• **Work item**:
Starting at the top line, print the entries below exactly as they are and skip every picture.

App and web page records
..........

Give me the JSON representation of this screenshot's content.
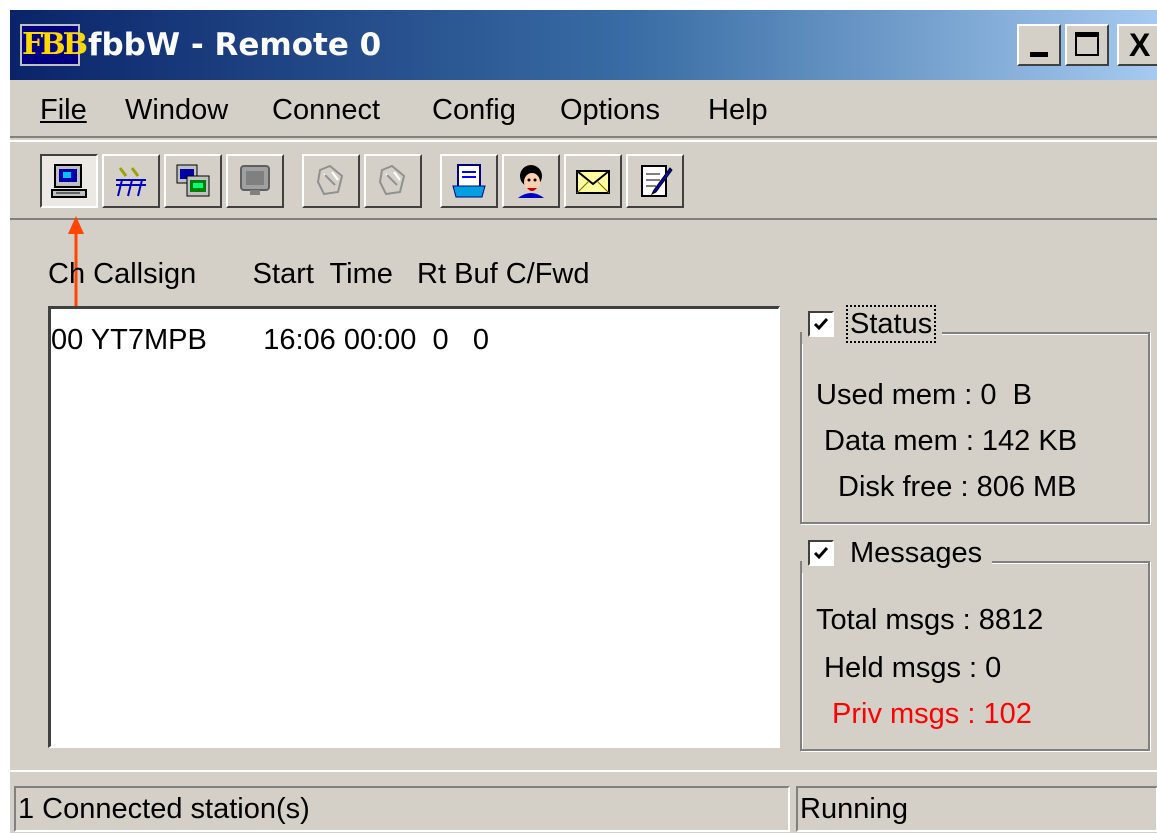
{
  "window": {
    "logo_text": "FBB",
    "title": "fbbW - Remote 0",
    "controls": {
      "minimize_icon": "minimize-icon",
      "maximize_icon": "maximize-icon",
      "close_glyph": "X"
    }
  },
  "menu": [
    "File",
    "Window",
    "Connect",
    "Config",
    "Options",
    "Help"
  ],
  "toolbar": {
    "buttons": [
      {
        "icon": "computer-monitor-icon",
        "state": "pressed"
      },
      {
        "icon": "antenna-ports-icon",
        "state": "normal"
      },
      {
        "icon": "cascade-windows-icon",
        "state": "normal"
      },
      {
        "icon": "monitor-off-icon",
        "state": "normal"
      },
      {
        "icon": "disabled-tool-icon",
        "state": "disabled"
      },
      {
        "icon": "disabled-tool-icon",
        "state": "disabled"
      },
      {
        "icon": "message-editor-icon",
        "state": "normal"
      },
      {
        "icon": "user-face-icon",
        "state": "normal"
      },
      {
        "icon": "envelope-icon",
        "state": "normal"
      },
      {
        "icon": "notepad-edit-icon",
        "state": "normal"
      }
    ]
  },
  "annotation": {
    "arrow_color": "#ff4500"
  },
  "channel_list": {
    "header": "Ch Callsign       Start  Time   Rt Buf C/Fwd",
    "rows": [
      {
        "text": "00 YT7MPB       16:06 00:00  0   0"
      }
    ]
  },
  "status_panel": {
    "label": "Status",
    "checked": true,
    "used_mem": "Used mem : 0  B",
    "data_mem": "Data mem : 142 KB",
    "disk_free": "Disk free : 806 MB"
  },
  "messages_panel": {
    "label": "Messages",
    "checked": true,
    "total": "Total msgs : 8812",
    "held": "Held msgs : 0",
    "priv": "Priv msgs : 102",
    "priv_color": "#ff0000"
  },
  "statusbar": {
    "left": "1 Connected station(s)",
    "right": "Running"
  }
}
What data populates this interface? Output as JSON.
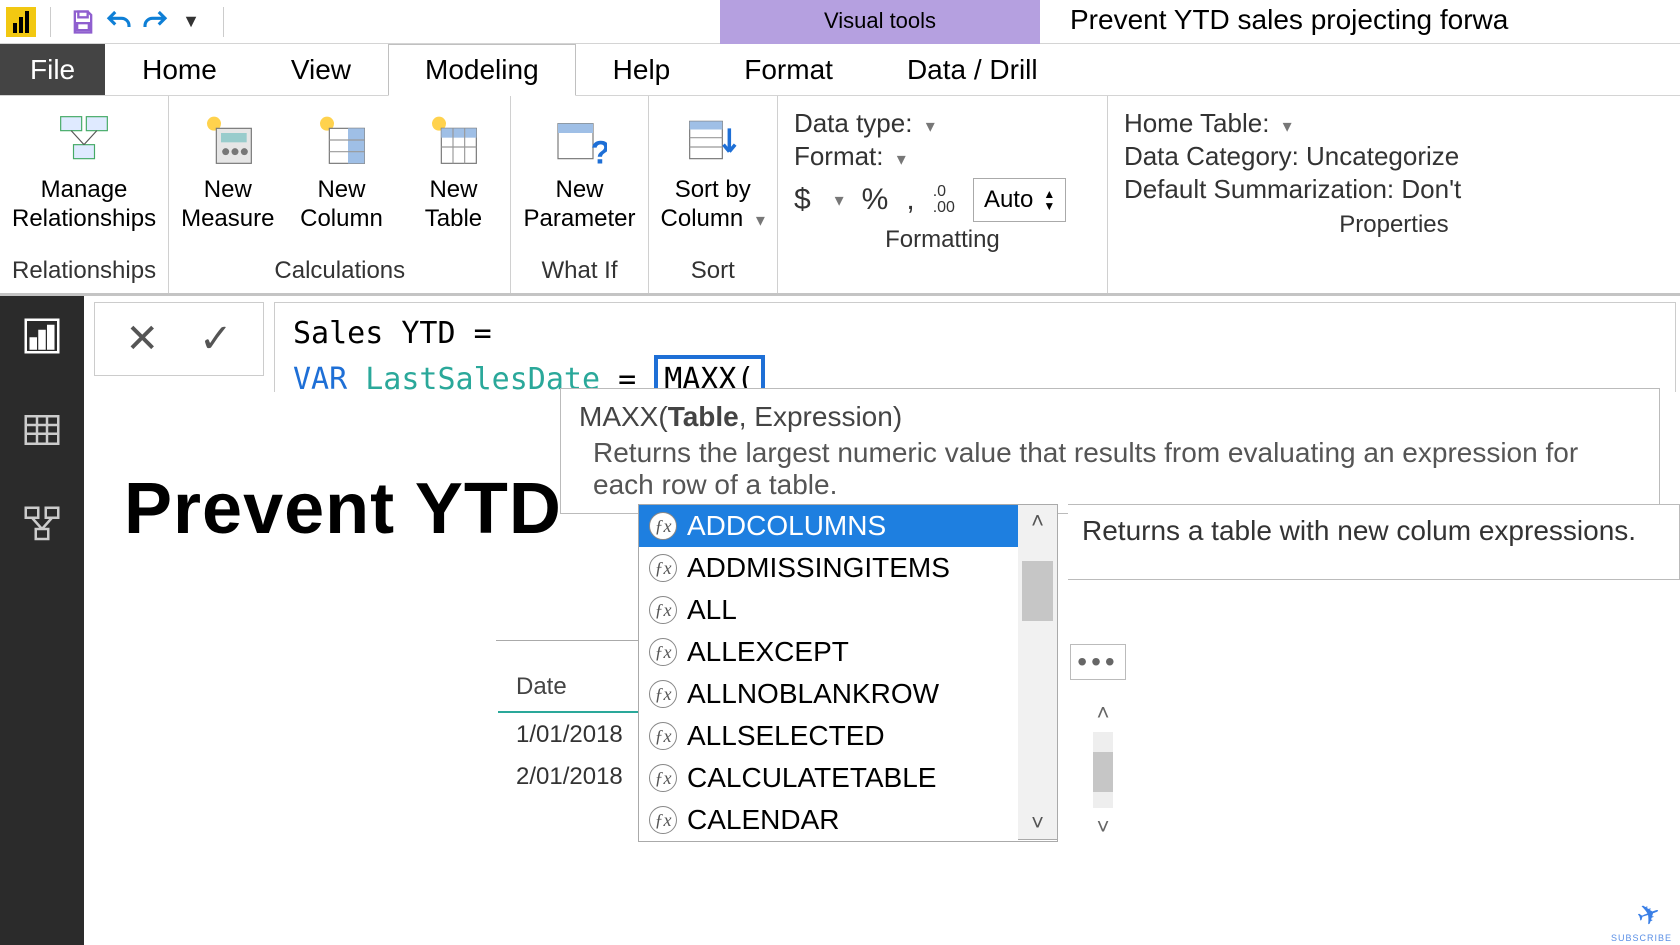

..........

• **Written reply**:
Give me the JSON representation of this screenshot's content.
{
  "window": {
    "logo_text": "FBB",
    "title": "fbbW - Remote 0",
    "controls": {
      "minimize_icon": "minimize-icon",
      "maximize_icon": "maximize-icon",
      "close_glyph": "X"
    }
  },
  "menu": [
    "File",
    "Window",
    "Connect",
    "Config",
    "Options",
    "Help"
  ],
  "toolbar": {
    "buttons": [
      {
        "icon": "computer-monitor-icon",
        "state": "pressed"
      },
      {
        "icon": "antenna-ports-icon",
        "state": "normal"
      },
      {
        "icon": "cascade-windows-icon",
        "state": "normal"
      },
      {
        "icon": "monitor-off-icon",
        "state": "normal"
      },
      {
        "icon": "disabled-tool-icon",
        "state": "disabled"
      },
      {
        "icon": "disabled-tool-icon",
        "state": "disabled"
      },
      {
        "icon": "message-editor-icon",
        "state": "normal"
      },
      {
        "icon": "user-face-icon",
        "state": "normal"
      },
      {
        "icon": "envelope-icon",
        "state": "normal"
      },
      {
        "icon": "notepad-edit-icon",
        "state": "normal"
      }
    ]
  },
  "annotation": {
    "arrow_color": "#ff4500"
  },
  "channel_list": {
    "header": "Ch Callsign       Start  Time   Rt Buf C/Fwd",
    "rows": [
      {
        "text": "00 YT7MPB       16:06 00:00  0   0"
      }
    ]
  },
  "status_panel": {
    "label": "Status",
    "checked": true,
    "used_mem": "Used mem : 0  B",
    "data_mem": "Data mem : 142 KB",
    "disk_free": "Disk free : 806 MB"
  },
  "messages_panel": {
    "label": "Messages",
    "checked": true,
    "total": "Total msgs : 8812",
    "held": "Held msgs : 0",
    "priv": "Priv msgs : 102",
    "priv_color": "#ff0000"
  },
  "statusbar": {
    "left": "1 Connected station(s)",
    "right": "Running"
  }
}
What data populates this interface? Output as JSON.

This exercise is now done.